Reproduce the records below exactly; no pictures.

----

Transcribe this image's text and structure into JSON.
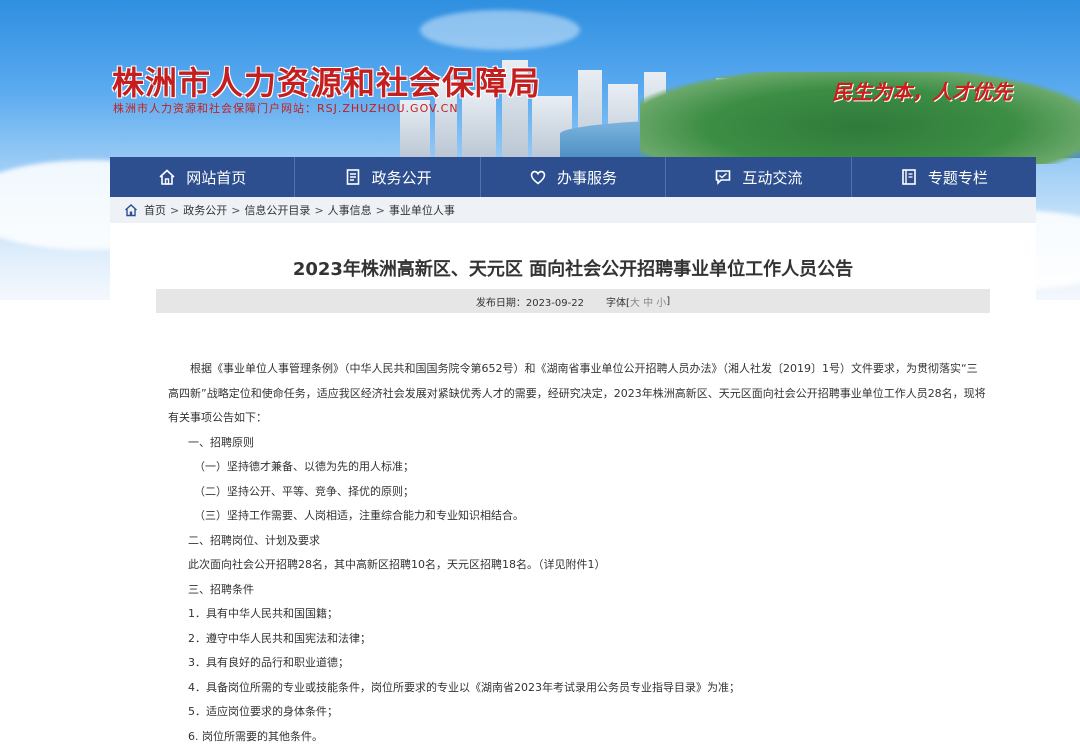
{
  "header": {
    "title": "株洲市人力资源和社会保障局",
    "subtitle": "株洲市人力资源和社会保障门户网站：RSJ.ZHUZHOU.GOV.CN",
    "slogan": "民生为本，人才优先"
  },
  "nav": [
    {
      "label": "网站首页",
      "icon": "home-icon"
    },
    {
      "label": "政务公开",
      "icon": "document-icon"
    },
    {
      "label": "办事服务",
      "icon": "heart-icon"
    },
    {
      "label": "互动交流",
      "icon": "chat-icon"
    },
    {
      "label": "专题专栏",
      "icon": "book-icon"
    }
  ],
  "breadcrumb": [
    "首页",
    "政务公开",
    "信息公开目录",
    "人事信息",
    "事业单位人事"
  ],
  "article": {
    "title": "2023年株洲高新区、天元区 面向社会公开招聘事业单位工作人员公告",
    "date_label": "发布日期：2023-09-22",
    "font_label": "字体[",
    "font_large": "大",
    "font_medium": "中",
    "font_small": "小",
    "font_end": "]",
    "paragraphs": [
      {
        "text": "根据《事业单位人事管理条例》（中华人民共和国国务院令第652号）和《湖南省事业单位公开招聘人员办法》（湘人社发〔2019〕1号）文件要求，为贯彻落实“三高四新”战略定位和使命任务，适应我区经济社会发展对紧缺优秀人才的需要，经研究决定，2023年株洲高新区、天元区面向社会公开招聘事业单位工作人员28名，现将有关事项公告如下：",
        "style": "indent"
      },
      {
        "text": "一、招聘原则",
        "style": "ind1"
      },
      {
        "text": "（一）坚持德才兼备、以德为先的用人标准；",
        "style": "ind1"
      },
      {
        "text": "（二）坚持公开、平等、竞争、择优的原则；",
        "style": "ind1"
      },
      {
        "text": "（三）坚持工作需要、人岗相适，注重综合能力和专业知识相结合。",
        "style": "ind1"
      },
      {
        "text": "二、招聘岗位、计划及要求",
        "style": "ind1"
      },
      {
        "text": "此次面向社会公开招聘28名，其中高新区招聘10名，天元区招聘18名。（详见附件1）",
        "style": "ind1"
      },
      {
        "text": "三、招聘条件",
        "style": "ind1"
      },
      {
        "text": "1．具有中华人民共和国国籍；",
        "style": "ind1"
      },
      {
        "text": "2．遵守中华人民共和国宪法和法律；",
        "style": "ind1"
      },
      {
        "text": "3．具有良好的品行和职业道德；",
        "style": "ind1"
      },
      {
        "text": "4．具备岗位所需的专业或技能条件，岗位所要求的专业以《湖南省2023年考试录用公务员专业指导目录》为准；",
        "style": "ind1"
      },
      {
        "text": "5．适应岗位要求的身体条件；",
        "style": "ind1"
      },
      {
        "text": "6. 岗位所需要的其他条件。",
        "style": "ind1"
      }
    ]
  },
  "colors": {
    "nav_bg": "#2d4f8f",
    "title_red": "#c41e1e",
    "meta_bg": "#e6e6e6"
  }
}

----

## [RESPONSE TO THIS EXERCISE]
Transcribe this image's text and structure into JSON.
{
  "header": {
    "title": "株洲市人力资源和社会保障局",
    "subtitle": "株洲市人力资源和社会保障门户网站：RSJ.ZHUZHOU.GOV.CN",
    "slogan": "民生为本，人才优先"
  },
  "nav": [
    {
      "label": "网站首页",
      "icon": "home-icon"
    },
    {
      "label": "政务公开",
      "icon": "document-icon"
    },
    {
      "label": "办事服务",
      "icon": "heart-icon"
    },
    {
      "label": "互动交流",
      "icon": "chat-icon"
    },
    {
      "label": "专题专栏",
      "icon": "book-icon"
    }
  ],
  "breadcrumb": [
    "首页",
    "政务公开",
    "信息公开目录",
    "人事信息",
    "事业单位人事"
  ],
  "article": {
    "title": "2023年株洲高新区、天元区 面向社会公开招聘事业单位工作人员公告",
    "date_label": "发布日期：2023-09-22",
    "font_label": "字体[",
    "font_large": "大",
    "font_medium": "中",
    "font_small": "小",
    "font_end": "]",
    "paragraphs": [
      {
        "text": "根据《事业单位人事管理条例》（中华人民共和国国务院令第652号）和《湖南省事业单位公开招聘人员办法》（湘人社发〔2019〕1号）文件要求，为贯彻落实“三高四新”战略定位和使命任务，适应我区经济社会发展对紧缺优秀人才的需要，经研究决定，2023年株洲高新区、天元区面向社会公开招聘事业单位工作人员28名，现将有关事项公告如下：",
        "style": "indent"
      },
      {
        "text": "一、招聘原则",
        "style": "ind1"
      },
      {
        "text": "（一）坚持德才兼备、以德为先的用人标准；",
        "style": "ind1"
      },
      {
        "text": "（二）坚持公开、平等、竞争、择优的原则；",
        "style": "ind1"
      },
      {
        "text": "（三）坚持工作需要、人岗相适，注重综合能力和专业知识相结合。",
        "style": "ind1"
      },
      {
        "text": "二、招聘岗位、计划及要求",
        "style": "ind1"
      },
      {
        "text": "此次面向社会公开招聘28名，其中高新区招聘10名，天元区招聘18名。（详见附件1）",
        "style": "ind1"
      },
      {
        "text": "三、招聘条件",
        "style": "ind1"
      },
      {
        "text": "1．具有中华人民共和国国籍；",
        "style": "ind1"
      },
      {
        "text": "2．遵守中华人民共和国宪法和法律；",
        "style": "ind1"
      },
      {
        "text": "3．具有良好的品行和职业道德；",
        "style": "ind1"
      },
      {
        "text": "4．具备岗位所需的专业或技能条件，岗位所要求的专业以《湖南省2023年考试录用公务员专业指导目录》为准；",
        "style": "ind1"
      },
      {
        "text": "5．适应岗位要求的身体条件；",
        "style": "ind1"
      },
      {
        "text": "6. 岗位所需要的其他条件。",
        "style": "ind1"
      }
    ]
  },
  "colors": {
    "nav_bg": "#2d4f8f",
    "title_red": "#c41e1e",
    "meta_bg": "#e6e6e6"
  }
}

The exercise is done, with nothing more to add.